And the Beat Goes On
Edgar Allan Poe was fascinated with premature burials, with characters who felt some need to bury people alive. For instance, there’s the story entitled “The Cask of Amontillado” in which, for some past slight, Montresor invites Fortunato to descend to his cellar to sample a special wine. There Montresor chains his guest to the back wall of an alcove and slowly seals up the opening with masonry. “I forced the last stone into its position; I plastered it up. In pace requiescat. ” Then there’s the character Roderick in “The Fall of the House of Usher” who prematurely entombs his twin sister in a basement vault, only to hear the vault’s iron door clang open; to hear her footsteps on the stairs; to behold her standing enshrouded upon the threshold of his study!
And then there’s “The Tell-Tale Heart”. Of all the movies and plays I’ve seen in my lifetime, my high school’s dramatization of that Poe tale remains memorable to me - particularly its special effects. You know the story. The main character couldn’t stand the presence of an old man who shared his house. “One of his eyes,” he complains, “resembled that of a vulture - a pale blue eye. Whenever it fell on me, my blood ran cold; and so by degrees I made up my mind to rid myself of the eye forever.” So he did away with the old fellow, took up the floorboards, deposited the corpse and “replaced the boards so cleverly, so cunningly, that no human eye . . . could have detected anything wrong.” No sooner had he finished the task than three policemen knocked at his door responding to a neighbor’s report of a scream during the night. “I bade them search - search well,” he says, for he was quite confident no trace of the deed would be found. Except that, while he conversed with the police, a low, dull, quick sound began to pulsate throughout the room.

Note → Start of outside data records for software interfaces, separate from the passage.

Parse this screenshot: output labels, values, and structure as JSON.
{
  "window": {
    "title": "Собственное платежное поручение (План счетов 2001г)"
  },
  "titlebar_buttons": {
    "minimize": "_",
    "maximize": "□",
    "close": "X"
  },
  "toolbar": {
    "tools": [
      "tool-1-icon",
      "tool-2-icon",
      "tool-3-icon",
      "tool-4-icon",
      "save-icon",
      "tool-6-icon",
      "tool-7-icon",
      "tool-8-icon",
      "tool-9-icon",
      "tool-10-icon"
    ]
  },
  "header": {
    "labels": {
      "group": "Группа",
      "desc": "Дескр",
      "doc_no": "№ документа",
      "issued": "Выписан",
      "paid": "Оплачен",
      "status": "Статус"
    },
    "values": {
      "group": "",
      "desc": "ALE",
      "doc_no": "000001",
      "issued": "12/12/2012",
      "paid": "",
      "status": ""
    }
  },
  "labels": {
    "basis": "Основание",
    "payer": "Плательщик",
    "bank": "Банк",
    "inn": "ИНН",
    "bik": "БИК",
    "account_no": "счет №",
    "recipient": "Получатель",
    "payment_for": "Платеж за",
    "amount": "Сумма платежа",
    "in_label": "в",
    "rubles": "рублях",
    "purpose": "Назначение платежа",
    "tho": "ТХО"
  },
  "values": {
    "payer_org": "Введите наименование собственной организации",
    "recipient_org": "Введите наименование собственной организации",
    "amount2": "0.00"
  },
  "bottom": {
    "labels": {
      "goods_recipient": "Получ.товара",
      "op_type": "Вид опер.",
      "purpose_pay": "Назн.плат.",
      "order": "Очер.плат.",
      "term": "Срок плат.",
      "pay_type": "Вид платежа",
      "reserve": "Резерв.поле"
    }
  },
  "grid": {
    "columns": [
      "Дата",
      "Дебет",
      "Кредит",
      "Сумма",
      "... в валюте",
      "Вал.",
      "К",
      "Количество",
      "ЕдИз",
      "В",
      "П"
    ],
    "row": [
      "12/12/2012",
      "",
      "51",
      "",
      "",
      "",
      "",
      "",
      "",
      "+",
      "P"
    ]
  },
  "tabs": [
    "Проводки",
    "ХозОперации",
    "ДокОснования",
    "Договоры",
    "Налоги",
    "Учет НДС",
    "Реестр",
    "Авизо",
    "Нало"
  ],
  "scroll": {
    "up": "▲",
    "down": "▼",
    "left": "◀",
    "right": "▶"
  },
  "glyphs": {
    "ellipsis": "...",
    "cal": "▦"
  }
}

This is where our special effects crew riveted the audience’s attention. From a low, barely perceptible thump, thump, thump, thump to an ever-louder THUMP, THUMP, THUMP, THUMP the buried heart crescendoed throughout the theatre - while the main character became increasingly mad! “O God! what could I do? I foamed - I raved - I swore! I swung the chair upon which I had been sitting, and grated it upon the boards, but the noise continually increased. I felt that I must scream!”
Beyond mere entertainment, Poe had a far deeper intent in telling such stories. Some think he was anticipating modern materialism’s effort over the past two hundred years to bury both God and the human heart - to evaluate everything in terms of “profitability” and to repress such things as conscience and sentiment as romantic nonsense - to bury them well beneath the floor boards of our psyche so as not to impede “progress”. But note how in most of these stories the beat goes on! The buried person revives, even as God and the human heart will revive, no matter how much a cynical society would stifle their influence.
In such stories Poe stands well within our Gospel tradition, which pivots upon another premature burial - the attempt of a totalitarian Empire to entomb Christ, only to be foiled by his resurrection on the third day. And what was Christ’s resurrection but overture to our own resurrection every time Christ summons us (as he summoned Lazarus from his tomb) to emerge from all that would suffocate our bigness of mind and heart. Could it be that, consciously or unconsciously, all those Poe stories were ultimately influenced by passages from our biblical heritage like: “You were buried with him in baptism, . . . you were also raised with him through faith in the power of God who raised Christ from the dead.”